*WHAT THIS TASK INVOLVES*
Go through the records and copy each line where the word "icon" occurs.

(Web page and app entries)
BEGIN

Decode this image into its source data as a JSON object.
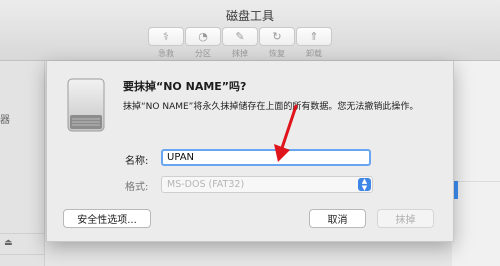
{
  "window": {
    "title": "磁盘工具"
  },
  "toolbar": {
    "items": [
      {
        "label": "急救",
        "icon": "stethoscope-icon",
        "glyph": "⚕"
      },
      {
        "label": "分区",
        "icon": "partition-icon",
        "glyph": "◔"
      },
      {
        "label": "抹掉",
        "icon": "erase-icon",
        "glyph": "✎"
      },
      {
        "label": "恢复",
        "icon": "restore-icon",
        "glyph": "↻"
      },
      {
        "label": "卸载",
        "icon": "unmount-icon",
        "glyph": "⇑"
      }
    ]
  },
  "sidebar": {
    "fragment": "器",
    "eject_glyph": "⏏"
  },
  "dialog": {
    "heading": "要抹掉“NO NAME”吗?",
    "message": "抹掉“NO NAME”将永久抹掉储存在上面的所有数据。您无法撤销此操作。",
    "name_label": "名称:",
    "name_value": "UPAN",
    "format_label": "格式:",
    "format_value": "MS-DOS (FAT32)",
    "security_button": "安全性选项...",
    "cancel_button": "取消",
    "erase_button": "抹掉"
  },
  "colors": {
    "accent": "#3e86e6",
    "annotation_arrow": "#e0141b"
  }
}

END

*SOLUTION FOR THIS TASK*
        "icon": "stethoscope-icon",
        "icon": "partition-icon",
        "icon": "erase-icon",
        "icon": "restore-icon",
        "icon": "unmount-icon",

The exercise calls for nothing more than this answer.